Some Linux distros uses cupfrequtils to control CPU dynamic frequency scaling. This makes the processor run at lower speeds when demands on the CPU are lower and boosts the speed up to the maximum when it's under a higher load. This is so the CPU will generate less heat and consume less power. The default CPU governor used by this utility is "ondemand" which is the best compromise between cooling/power consumption and performance. Other available governors include performance and conservative. Run
to see all available governors on your system. Performance causes the CPU to operate at higher frequencies even though the load on it isn't that heavy, while conservative basically slows down the changes between frequencies: ondemand switches to a higher frequency briefly when there's a short spike in processor utilization but conservative tends to delay that switch for a moment in case that load quickly decreases.
MX Linux uses this but it is by terminal only - I do not know of any Linux OS that has it in the panel by design
There used to be a couple of gui’s for cpufreq.
One was a desktop widget for KDE 4. But I don’t think it got ported to KDE 5.

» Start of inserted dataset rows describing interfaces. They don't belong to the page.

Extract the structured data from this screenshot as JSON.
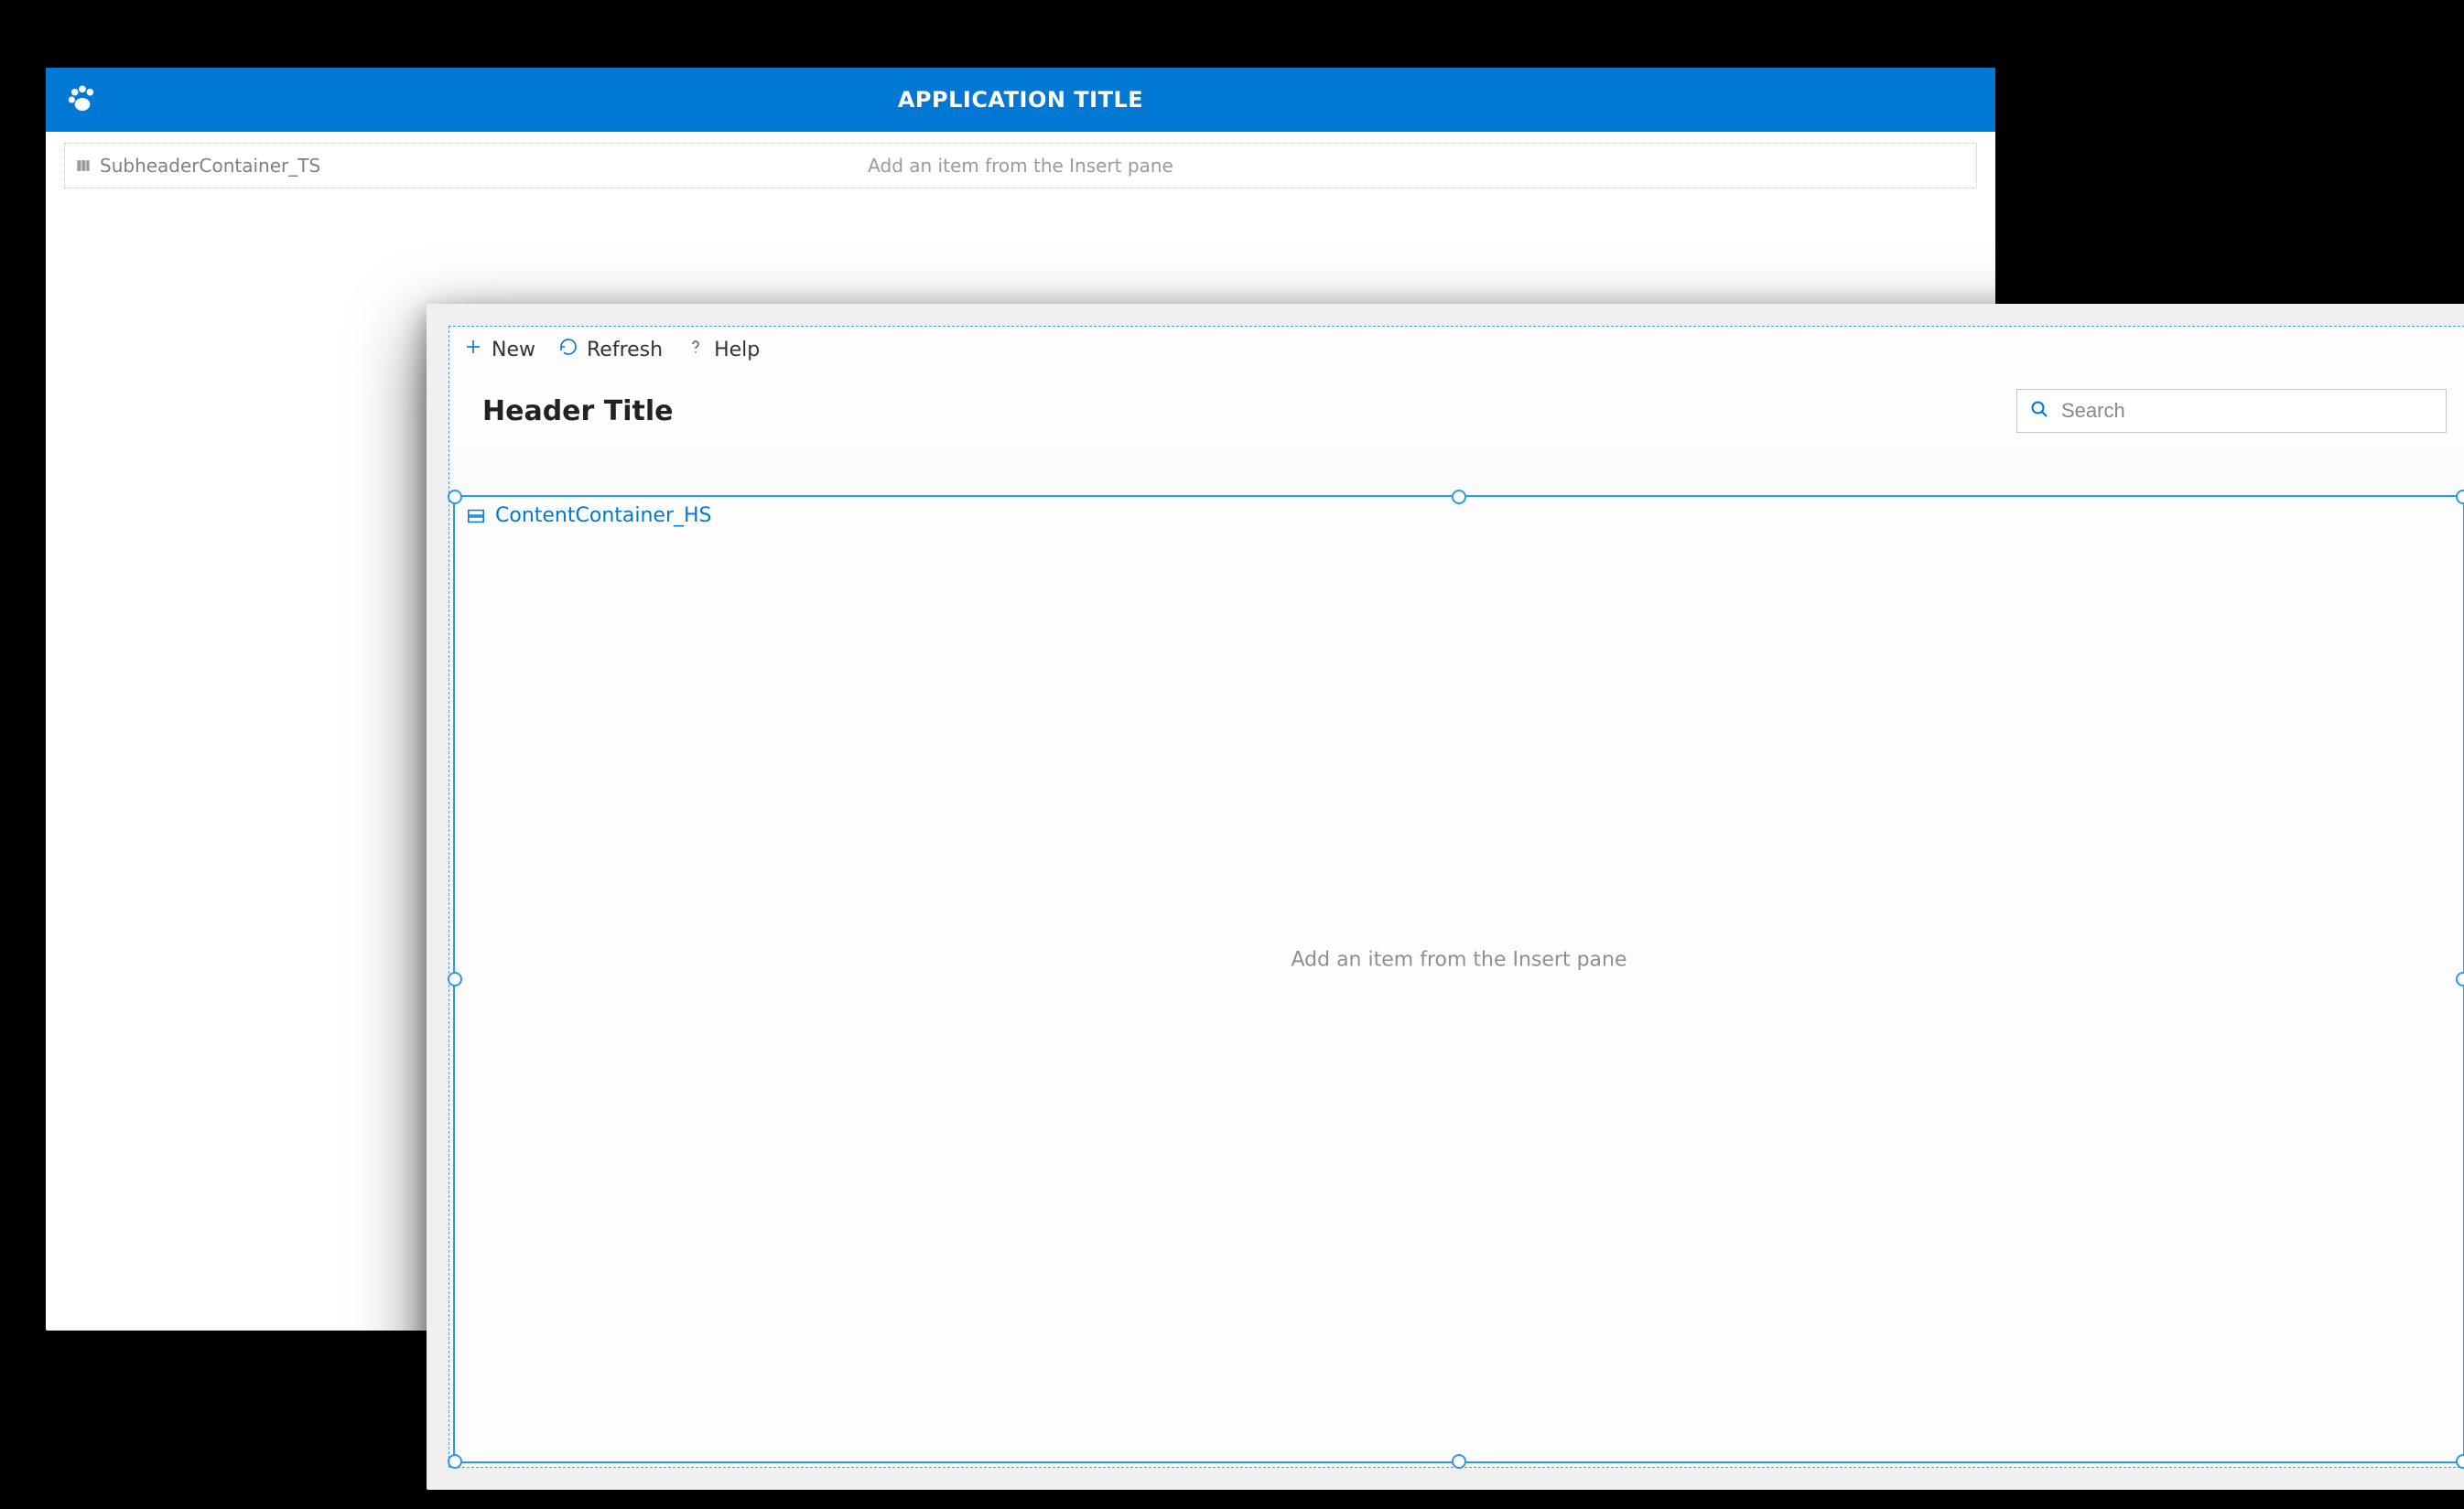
{
  "backWindow": {
    "title": "APPLICATION TITLE",
    "subheader": {
      "name": "SubheaderContainer_TS",
      "placeholder": "Add an item from the Insert pane"
    }
  },
  "frontWindow": {
    "commandbar": {
      "new": "New",
      "refresh": "Refresh",
      "help": "Help"
    },
    "headerTitle": "Header Title",
    "search": {
      "placeholder": "Search"
    },
    "content": {
      "name": "ContentContainer_HS",
      "placeholder": "Add an item from the Insert pane"
    }
  }
}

The other was a system tray widget that you could use in any desktop. Once you installed it, it auto-ran when you logged into a desktop session, leaving an icon in the system tray, which you could click on, to set your options. But I can’t remember what it was called.
Both of them let you select settings for cpufreq. Settings would persist/carry over to the next desktop session.